It turns out the tax code seems to be written around a RMD on an approximately $600K portfolio. If you have $600K in bonds @ 3% the first RMD is $21K rising to $28K in the 10th year and $31K in the 20th year. If SS generates 42K taxable the first year and grows at 2% inflation it will generate $63k taxable 20 years in the future so the age 90 taxable income is about 94K still in the 12% bracket married filing jointly, and cap gains on money you extract from a taxable account is zero up to $104K and only 15% on dollars over 104K. If you have some tax loss harvested you can write off the TLH against the 15% for zero tax, highly efficient. If you have a $3M TIRA @ 6% it will RMD $109K the first year, $189K the 10th year and 290K the 20th year. Mixed with SS in year #1 your taxable income becomes $151K the first year well into 22%, $241K the 10th year well into 24% and just below where the Medicare surtax kicks in. At this level they charge you triple for medicare parts A & B as well. 20 years in you are paying taxes on $350K into the 32% bracket plus the surtax. Your tax bill is almost $70K/yr. If you die at the same SS level your wife would pay 95K/yr in taxes on $350K of RMD. So you can see taxes are quite progressive and the rich definitely get soaked. Those are some of the moving parts. You can combat much of this bracket creep by Roth converting for a few years prior to RMDto get the TIRA down to about $600K and putting that $600K at least in part as the bond portion of your portfolio.

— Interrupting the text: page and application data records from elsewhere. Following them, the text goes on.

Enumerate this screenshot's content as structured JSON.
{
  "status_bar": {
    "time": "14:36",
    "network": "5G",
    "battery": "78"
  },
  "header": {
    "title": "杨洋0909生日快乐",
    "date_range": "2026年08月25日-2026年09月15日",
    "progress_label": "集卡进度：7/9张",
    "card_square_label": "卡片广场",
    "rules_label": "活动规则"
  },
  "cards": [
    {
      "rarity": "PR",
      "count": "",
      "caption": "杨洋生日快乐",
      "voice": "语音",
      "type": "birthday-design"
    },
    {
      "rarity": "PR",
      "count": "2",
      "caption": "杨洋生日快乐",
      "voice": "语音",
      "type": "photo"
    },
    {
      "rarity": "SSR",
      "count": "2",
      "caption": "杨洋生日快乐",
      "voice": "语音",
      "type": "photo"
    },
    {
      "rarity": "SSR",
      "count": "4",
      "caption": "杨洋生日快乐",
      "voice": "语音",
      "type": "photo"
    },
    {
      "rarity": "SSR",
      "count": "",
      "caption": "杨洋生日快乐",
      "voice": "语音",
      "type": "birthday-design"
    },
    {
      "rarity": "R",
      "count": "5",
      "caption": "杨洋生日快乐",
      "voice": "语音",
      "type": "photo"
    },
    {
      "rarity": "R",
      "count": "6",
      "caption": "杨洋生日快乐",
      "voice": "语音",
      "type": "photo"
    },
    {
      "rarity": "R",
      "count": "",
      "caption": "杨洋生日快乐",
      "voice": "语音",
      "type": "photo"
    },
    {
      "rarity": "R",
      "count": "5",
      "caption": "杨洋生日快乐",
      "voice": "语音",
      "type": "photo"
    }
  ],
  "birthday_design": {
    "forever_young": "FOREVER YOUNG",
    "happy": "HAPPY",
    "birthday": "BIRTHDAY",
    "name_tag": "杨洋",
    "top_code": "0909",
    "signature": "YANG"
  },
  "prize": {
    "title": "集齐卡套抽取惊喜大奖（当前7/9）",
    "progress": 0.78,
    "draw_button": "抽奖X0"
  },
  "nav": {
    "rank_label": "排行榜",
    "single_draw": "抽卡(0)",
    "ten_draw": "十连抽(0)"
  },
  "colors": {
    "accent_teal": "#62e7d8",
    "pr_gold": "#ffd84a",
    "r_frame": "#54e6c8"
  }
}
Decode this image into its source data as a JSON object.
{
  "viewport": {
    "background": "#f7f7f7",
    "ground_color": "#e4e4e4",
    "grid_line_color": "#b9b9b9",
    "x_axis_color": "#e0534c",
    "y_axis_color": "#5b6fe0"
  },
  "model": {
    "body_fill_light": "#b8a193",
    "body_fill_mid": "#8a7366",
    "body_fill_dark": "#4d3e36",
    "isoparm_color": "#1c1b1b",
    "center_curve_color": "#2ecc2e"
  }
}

With this kind of well funded and tax streamlined plan SORR is reduced. By living on cash during Roth conversion the portfolio is pretty closed to SORR and by controlling taxes as well. Roth conversion does constitute some SORR on it’s own but that risk is overcome later in retirement due totax savings. In addition living on cash reduces the AA which is a good thing to combat SORR early in retirement. As cash gets spent down for living and taxes your AA glides back up in aggression automatically also desirable. I figure you already owe those taxes so getting uncle sam out of what little hair you have ASAP is a good thing. I never budgeted formally while saving but I was a diligent saver and investor. Now that I’m retired and deflating my portfolio I find some pretty well defined budget knowledge invaluable. It doesn’t run my show but it gives me a quantitative picture of cash flow.
Casey Jones you better watch your speed.